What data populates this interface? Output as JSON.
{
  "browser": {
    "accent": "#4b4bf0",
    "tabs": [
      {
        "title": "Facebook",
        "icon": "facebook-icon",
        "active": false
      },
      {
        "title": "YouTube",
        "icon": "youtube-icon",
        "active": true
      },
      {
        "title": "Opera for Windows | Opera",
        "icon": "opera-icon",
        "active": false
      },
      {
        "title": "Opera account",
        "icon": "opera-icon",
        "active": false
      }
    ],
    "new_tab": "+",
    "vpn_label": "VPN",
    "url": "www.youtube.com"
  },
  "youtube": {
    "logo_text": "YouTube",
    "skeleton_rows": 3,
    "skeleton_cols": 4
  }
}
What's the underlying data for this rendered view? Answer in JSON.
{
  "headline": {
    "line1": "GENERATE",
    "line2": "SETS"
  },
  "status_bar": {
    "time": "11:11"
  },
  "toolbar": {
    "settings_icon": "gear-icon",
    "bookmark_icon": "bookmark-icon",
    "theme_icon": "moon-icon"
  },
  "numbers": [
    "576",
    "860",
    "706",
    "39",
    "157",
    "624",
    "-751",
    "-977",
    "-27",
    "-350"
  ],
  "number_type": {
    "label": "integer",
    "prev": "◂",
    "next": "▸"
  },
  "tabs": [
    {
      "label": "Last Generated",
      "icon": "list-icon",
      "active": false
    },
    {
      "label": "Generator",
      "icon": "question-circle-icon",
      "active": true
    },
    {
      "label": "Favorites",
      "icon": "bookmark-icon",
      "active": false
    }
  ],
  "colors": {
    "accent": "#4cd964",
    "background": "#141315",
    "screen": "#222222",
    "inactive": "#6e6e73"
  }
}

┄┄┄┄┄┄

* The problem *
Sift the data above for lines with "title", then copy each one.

* Reply *
        "title": "Facebook",
        "title": "YouTube",
        "title": "Opera for Windows | Opera",
        "title": "Opera account",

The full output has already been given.